=== REQUIREMENT ===
Could you set down the records below exactly as they are, with no pictures?

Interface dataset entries
----------------

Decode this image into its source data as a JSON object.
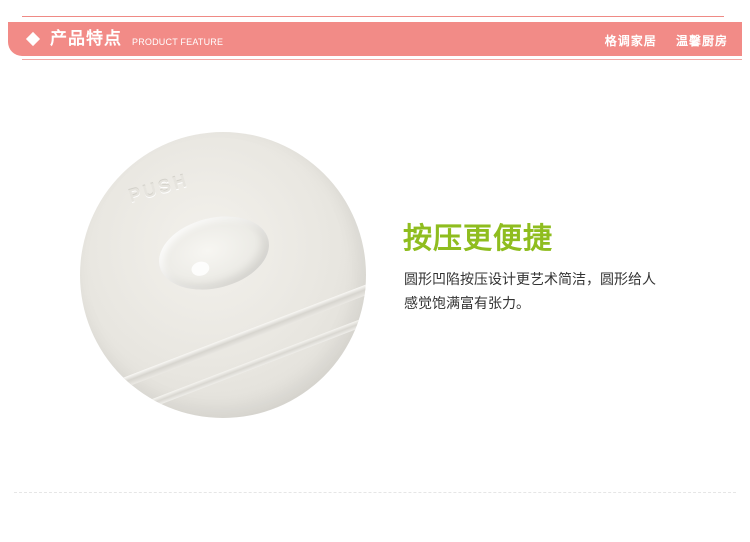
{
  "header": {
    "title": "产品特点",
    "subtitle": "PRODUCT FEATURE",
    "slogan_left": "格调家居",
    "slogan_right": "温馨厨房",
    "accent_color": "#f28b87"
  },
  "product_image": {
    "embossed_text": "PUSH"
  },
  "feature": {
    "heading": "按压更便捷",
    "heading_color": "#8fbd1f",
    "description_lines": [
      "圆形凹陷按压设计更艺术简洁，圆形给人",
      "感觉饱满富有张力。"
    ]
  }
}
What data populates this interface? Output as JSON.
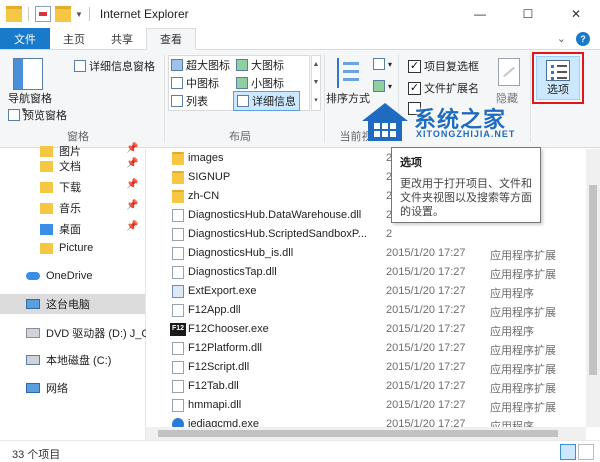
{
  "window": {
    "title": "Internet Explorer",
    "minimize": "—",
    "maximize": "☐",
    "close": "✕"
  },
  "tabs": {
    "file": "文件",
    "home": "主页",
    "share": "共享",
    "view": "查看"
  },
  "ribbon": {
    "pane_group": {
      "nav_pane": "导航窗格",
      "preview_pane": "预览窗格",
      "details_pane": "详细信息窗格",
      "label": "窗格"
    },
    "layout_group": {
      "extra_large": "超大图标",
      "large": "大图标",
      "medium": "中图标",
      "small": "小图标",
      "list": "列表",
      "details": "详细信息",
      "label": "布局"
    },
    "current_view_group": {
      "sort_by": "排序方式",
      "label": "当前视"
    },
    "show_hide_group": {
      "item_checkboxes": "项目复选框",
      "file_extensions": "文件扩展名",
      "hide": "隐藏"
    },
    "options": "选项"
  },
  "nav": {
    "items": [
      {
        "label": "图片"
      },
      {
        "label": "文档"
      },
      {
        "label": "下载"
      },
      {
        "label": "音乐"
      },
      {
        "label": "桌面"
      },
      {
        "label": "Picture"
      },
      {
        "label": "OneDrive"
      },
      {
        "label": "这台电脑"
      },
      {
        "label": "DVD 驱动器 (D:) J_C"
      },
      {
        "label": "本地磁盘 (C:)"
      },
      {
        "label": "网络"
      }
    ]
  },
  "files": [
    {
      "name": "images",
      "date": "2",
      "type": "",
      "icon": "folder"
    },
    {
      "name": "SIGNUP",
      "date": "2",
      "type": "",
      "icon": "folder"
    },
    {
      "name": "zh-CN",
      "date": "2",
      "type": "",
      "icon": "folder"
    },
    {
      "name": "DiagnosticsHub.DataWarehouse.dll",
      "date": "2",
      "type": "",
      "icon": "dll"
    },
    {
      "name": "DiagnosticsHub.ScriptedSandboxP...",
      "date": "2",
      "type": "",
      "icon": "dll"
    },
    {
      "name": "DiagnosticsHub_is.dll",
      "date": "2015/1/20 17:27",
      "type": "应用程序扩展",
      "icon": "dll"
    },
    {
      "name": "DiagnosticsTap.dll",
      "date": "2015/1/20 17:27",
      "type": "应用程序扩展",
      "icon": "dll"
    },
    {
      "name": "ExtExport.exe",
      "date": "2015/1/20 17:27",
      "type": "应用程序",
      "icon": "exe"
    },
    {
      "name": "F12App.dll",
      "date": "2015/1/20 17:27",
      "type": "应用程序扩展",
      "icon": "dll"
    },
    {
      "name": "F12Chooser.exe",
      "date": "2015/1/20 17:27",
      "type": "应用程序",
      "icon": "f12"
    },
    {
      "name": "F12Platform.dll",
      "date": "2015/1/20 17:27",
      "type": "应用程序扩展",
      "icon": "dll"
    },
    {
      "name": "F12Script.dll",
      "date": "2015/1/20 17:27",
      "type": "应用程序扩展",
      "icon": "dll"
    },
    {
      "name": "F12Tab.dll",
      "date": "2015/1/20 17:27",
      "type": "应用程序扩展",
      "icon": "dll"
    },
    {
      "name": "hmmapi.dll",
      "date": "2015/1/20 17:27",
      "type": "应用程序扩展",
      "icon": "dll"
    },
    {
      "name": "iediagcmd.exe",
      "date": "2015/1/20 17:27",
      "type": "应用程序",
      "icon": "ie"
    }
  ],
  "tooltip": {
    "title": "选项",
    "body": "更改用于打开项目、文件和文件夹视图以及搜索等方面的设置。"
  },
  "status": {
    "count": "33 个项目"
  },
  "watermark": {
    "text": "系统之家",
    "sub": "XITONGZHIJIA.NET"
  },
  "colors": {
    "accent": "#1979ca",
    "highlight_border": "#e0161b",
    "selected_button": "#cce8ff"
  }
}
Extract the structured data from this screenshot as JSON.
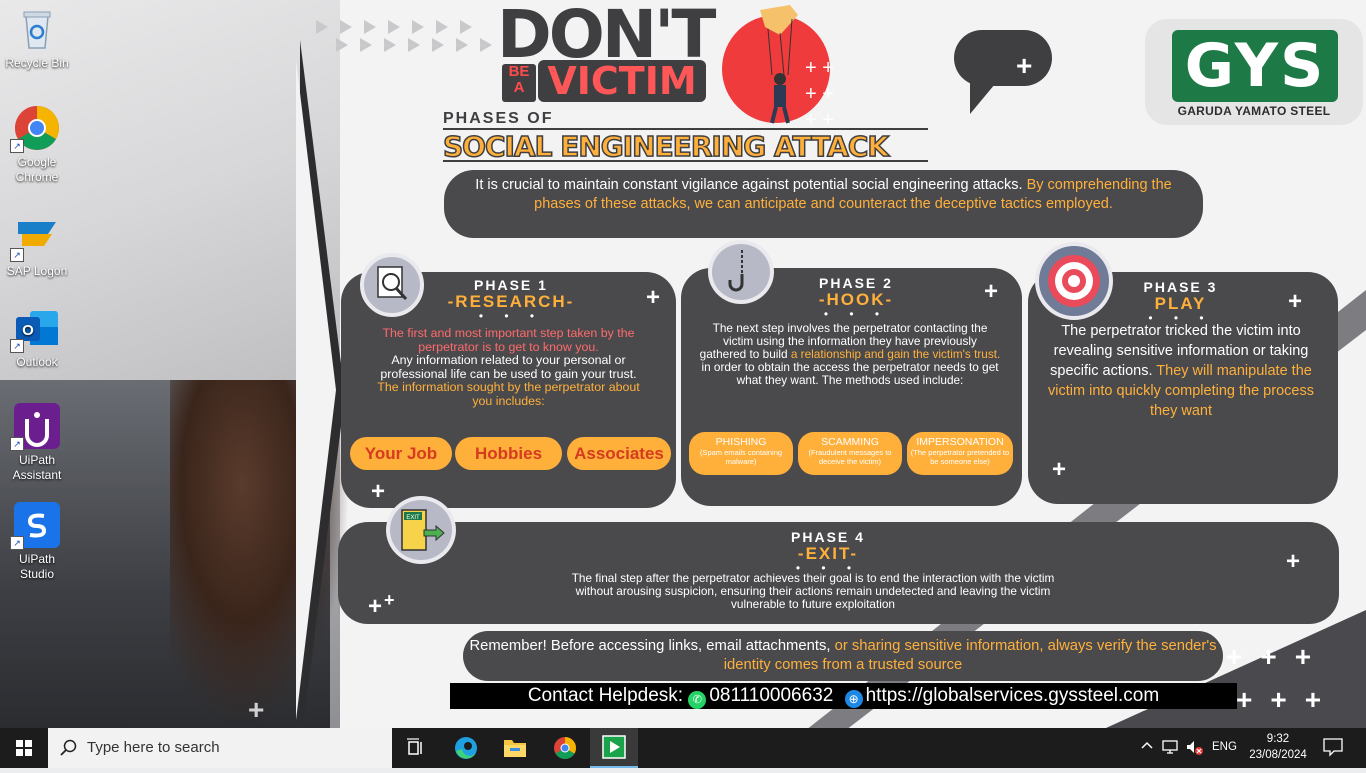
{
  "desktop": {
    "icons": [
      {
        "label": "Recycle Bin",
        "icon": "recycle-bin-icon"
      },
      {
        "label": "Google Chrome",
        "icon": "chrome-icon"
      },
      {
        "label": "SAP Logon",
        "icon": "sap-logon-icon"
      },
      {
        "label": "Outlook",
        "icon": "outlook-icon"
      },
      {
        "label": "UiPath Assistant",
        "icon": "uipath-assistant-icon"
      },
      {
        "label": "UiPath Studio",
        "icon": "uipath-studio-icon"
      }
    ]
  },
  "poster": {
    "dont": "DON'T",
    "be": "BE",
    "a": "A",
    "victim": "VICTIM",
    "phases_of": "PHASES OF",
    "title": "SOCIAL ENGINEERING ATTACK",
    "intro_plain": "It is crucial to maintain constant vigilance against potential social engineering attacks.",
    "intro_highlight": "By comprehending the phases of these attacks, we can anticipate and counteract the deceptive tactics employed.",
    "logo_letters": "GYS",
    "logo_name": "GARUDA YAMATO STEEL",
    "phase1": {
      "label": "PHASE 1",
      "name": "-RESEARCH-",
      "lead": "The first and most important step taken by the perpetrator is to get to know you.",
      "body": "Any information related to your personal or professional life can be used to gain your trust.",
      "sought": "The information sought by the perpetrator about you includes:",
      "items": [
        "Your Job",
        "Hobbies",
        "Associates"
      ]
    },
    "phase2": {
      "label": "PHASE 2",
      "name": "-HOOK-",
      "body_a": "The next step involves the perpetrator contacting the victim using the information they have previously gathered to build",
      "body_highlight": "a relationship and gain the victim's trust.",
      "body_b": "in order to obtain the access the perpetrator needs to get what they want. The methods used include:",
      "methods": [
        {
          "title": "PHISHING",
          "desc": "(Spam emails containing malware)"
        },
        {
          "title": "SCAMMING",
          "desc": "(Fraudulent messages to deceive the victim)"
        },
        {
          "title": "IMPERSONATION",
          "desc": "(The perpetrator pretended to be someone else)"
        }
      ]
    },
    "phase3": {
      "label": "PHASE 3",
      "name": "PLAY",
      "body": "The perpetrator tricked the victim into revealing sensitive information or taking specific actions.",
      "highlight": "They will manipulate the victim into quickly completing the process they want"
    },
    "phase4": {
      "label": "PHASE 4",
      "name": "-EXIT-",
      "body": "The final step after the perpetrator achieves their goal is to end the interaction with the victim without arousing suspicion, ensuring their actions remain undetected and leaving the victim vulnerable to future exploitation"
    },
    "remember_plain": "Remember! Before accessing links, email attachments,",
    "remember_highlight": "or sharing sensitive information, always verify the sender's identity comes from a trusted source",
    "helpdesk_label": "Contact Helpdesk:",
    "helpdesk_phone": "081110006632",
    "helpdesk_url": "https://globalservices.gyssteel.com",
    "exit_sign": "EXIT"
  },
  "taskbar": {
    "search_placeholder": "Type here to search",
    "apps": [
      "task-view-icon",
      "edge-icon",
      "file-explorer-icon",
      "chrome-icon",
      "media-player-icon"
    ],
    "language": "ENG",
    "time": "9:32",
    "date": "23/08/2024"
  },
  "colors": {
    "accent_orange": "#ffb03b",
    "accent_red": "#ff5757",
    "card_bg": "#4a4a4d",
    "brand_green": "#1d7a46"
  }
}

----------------

=== RESULT BELOW ===
Decode this image into its source data as a JSON object.
{
  "header": {
    "title": "产品特点",
    "subtitle": "PRODUCT FEATURE",
    "slogan_left": "格调家居",
    "slogan_right": "温馨厨房",
    "accent_color": "#f28b87"
  },
  "product_image": {
    "embossed_text": "PUSH"
  },
  "feature": {
    "heading": "按压更便捷",
    "heading_color": "#8fbd1f",
    "description_lines": [
      "圆形凹陷按压设计更艺术简洁，圆形给人",
      "感觉饱满富有张力。"
    ]
  }
}
What data populates this interface? Output as JSON.
{
  "window": {
    "title": "Internet Explorer",
    "minimize": "—",
    "maximize": "☐",
    "close": "✕"
  },
  "tabs": {
    "file": "文件",
    "home": "主页",
    "share": "共享",
    "view": "查看"
  },
  "ribbon": {
    "pane_group": {
      "nav_pane": "导航窗格",
      "preview_pane": "预览窗格",
      "details_pane": "详细信息窗格",
      "label": "窗格"
    },
    "layout_group": {
      "extra_large": "超大图标",
      "large": "大图标",
      "medium": "中图标",
      "small": "小图标",
      "list": "列表",
      "details": "详细信息",
      "label": "布局"
    },
    "current_view_group": {
      "sort_by": "排序方式",
      "label": "当前视"
    },
    "show_hide_group": {
      "item_checkboxes": "项目复选框",
      "file_extensions": "文件扩展名",
      "hide": "隐藏"
    },
    "options": "选项"
  },
  "nav": {
    "items": [
      {
        "label": "图片"
      },
      {
        "label": "文档"
      },
      {
        "label": "下载"
      },
      {
        "label": "音乐"
      },
      {
        "label": "桌面"
      },
      {
        "label": "Picture"
      },
      {
        "label": "OneDrive"
      },
      {
        "label": "这台电脑"
      },
      {
        "label": "DVD 驱动器 (D:) J_C"
      },
      {
        "label": "本地磁盘 (C:)"
      },
      {
        "label": "网络"
      }
    ]
  },
  "files": [
    {
      "name": "images",
      "date": "2",
      "type": "",
      "icon": "folder"
    },
    {
      "name": "SIGNUP",
      "date": "2",
      "type": "",
      "icon": "folder"
    },
    {
      "name": "zh-CN",
      "date": "2",
      "type": "",
      "icon": "folder"
    },
    {
      "name": "DiagnosticsHub.DataWarehouse.dll",
      "date": "2",
      "type": "",
      "icon": "dll"
    },
    {
      "name": "DiagnosticsHub.ScriptedSandboxP...",
      "date": "2",
      "type": "",
      "icon": "dll"
    },
    {
      "name": "DiagnosticsHub_is.dll",
      "date": "2015/1/20 17:27",
      "type": "应用程序扩展",
      "icon": "dll"
    },
    {
      "name": "DiagnosticsTap.dll",
      "date": "2015/1/20 17:27",
      "type": "应用程序扩展",
      "icon": "dll"
    },
    {
      "name": "ExtExport.exe",
      "date": "2015/1/20 17:27",
      "type": "应用程序",
      "icon": "exe"
    },
    {
      "name": "F12App.dll",
      "date": "2015/1/20 17:27",
      "type": "应用程序扩展",
      "icon": "dll"
    },
    {
      "name": "F12Chooser.exe",
      "date": "2015/1/20 17:27",
      "type": "应用程序",
      "icon": "f12"
    },
    {
      "name": "F12Platform.dll",
      "date": "2015/1/20 17:27",
      "type": "应用程序扩展",
      "icon": "dll"
    },
    {
      "name": "F12Script.dll",
      "date": "2015/1/20 17:27",
      "type": "应用程序扩展",
      "icon": "dll"
    },
    {
      "name": "F12Tab.dll",
      "date": "2015/1/20 17:27",
      "type": "应用程序扩展",
      "icon": "dll"
    },
    {
      "name": "hmmapi.dll",
      "date": "2015/1/20 17:27",
      "type": "应用程序扩展",
      "icon": "dll"
    },
    {
      "name": "iediagcmd.exe",
      "date": "2015/1/20 17:27",
      "type": "应用程序",
      "icon": "ie"
    }
  ],
  "tooltip": {
    "title": "选项",
    "body": "更改用于打开项目、文件和文件夹视图以及搜索等方面的设置。"
  },
  "status": {
    "count": "33 个项目"
  },
  "watermark": {
    "text": "系统之家",
    "sub": "XITONGZHIJIA.NET"
  },
  "colors": {
    "accent": "#1979ca",
    "highlight_border": "#e0161b",
    "selected_button": "#cce8ff"
  }
}
Extract the structured data from this screenshot as JSON.
{
  "desktop": {
    "icons": [
      {
        "label": "Recycle Bin",
        "icon": "recycle-bin-icon"
      },
      {
        "label": "Google Chrome",
        "icon": "chrome-icon"
      },
      {
        "label": "SAP Logon",
        "icon": "sap-logon-icon"
      },
      {
        "label": "Outlook",
        "icon": "outlook-icon"
      },
      {
        "label": "UiPath Assistant",
        "icon": "uipath-assistant-icon"
      },
      {
        "label": "UiPath Studio",
        "icon": "uipath-studio-icon"
      }
    ]
  },
  "poster": {
    "dont": "DON'T",
    "be": "BE",
    "a": "A",
    "victim": "VICTIM",
    "phases_of": "PHASES OF",
    "title": "SOCIAL ENGINEERING ATTACK",
    "intro_plain": "It is crucial to maintain constant vigilance against potential social engineering attacks.",
    "intro_highlight": "By comprehending the phases of these attacks, we can anticipate and counteract the deceptive tactics employed.",
    "logo_letters": "GYS",
    "logo_name": "GARUDA YAMATO STEEL",
    "phase1": {
      "label": "PHASE 1",
      "name": "-RESEARCH-",
      "lead": "The first and most important step taken by the perpetrator is to get to know you.",
      "body": "Any information related to your personal or professional life can be used to gain your trust.",
      "sought": "The information sought by the perpetrator about you includes:",
      "items": [
        "Your Job",
        "Hobbies",
        "Associates"
      ]
    },
    "phase2": {
      "label": "PHASE 2",
      "name": "-HOOK-",
      "body_a": "The next step involves the perpetrator contacting the victim using the information they have previously gathered to build",
      "body_highlight": "a relationship and gain the victim's trust.",
      "body_b": "in order to obtain the access the perpetrator needs to get what they want. The methods used include:",
      "methods": [
        {
          "title": "PHISHING",
          "desc": "(Spam emails containing malware)"
        },
        {
          "title": "SCAMMING",
          "desc": "(Fraudulent messages to deceive the victim)"
        },
        {
          "title": "IMPERSONATION",
          "desc": "(The perpetrator pretended to be someone else)"
        }
      ]
    },
    "phase3": {
      "label": "PHASE 3",
      "name": "PLAY",
      "body": "The perpetrator tricked the victim into revealing sensitive information or taking specific actions.",
      "highlight": "They will manipulate the victim into quickly completing the process they want"
    },
    "phase4": {
      "label": "PHASE 4",
      "name": "-EXIT-",
      "body": "The final step after the perpetrator achieves their goal is to end the interaction with the victim without arousing suspicion, ensuring their actions remain undetected and leaving the victim vulnerable to future exploitation"
    },
    "remember_plain": "Remember! Before accessing links, email attachments,",
    "remember_highlight": "or sharing sensitive information, always verify the sender's identity comes from a trusted source",
    "helpdesk_label": "Contact Helpdesk:",
    "helpdesk_phone": "081110006632",
    "helpdesk_url": "https://globalservices.gyssteel.com",
    "exit_sign": "EXIT"
  },
  "taskbar": {
    "search_placeholder": "Type here to search",
    "apps": [
      "task-view-icon",
      "edge-icon",
      "file-explorer-icon",
      "chrome-icon",
      "media-player-icon"
    ],
    "language": "ENG",
    "time": "9:32",
    "date": "23/08/2024"
  },
  "colors": {
    "accent_orange": "#ffb03b",
    "accent_red": "#ff5757",
    "card_bg": "#4a4a4d",
    "brand_green": "#1d7a46"
  }
}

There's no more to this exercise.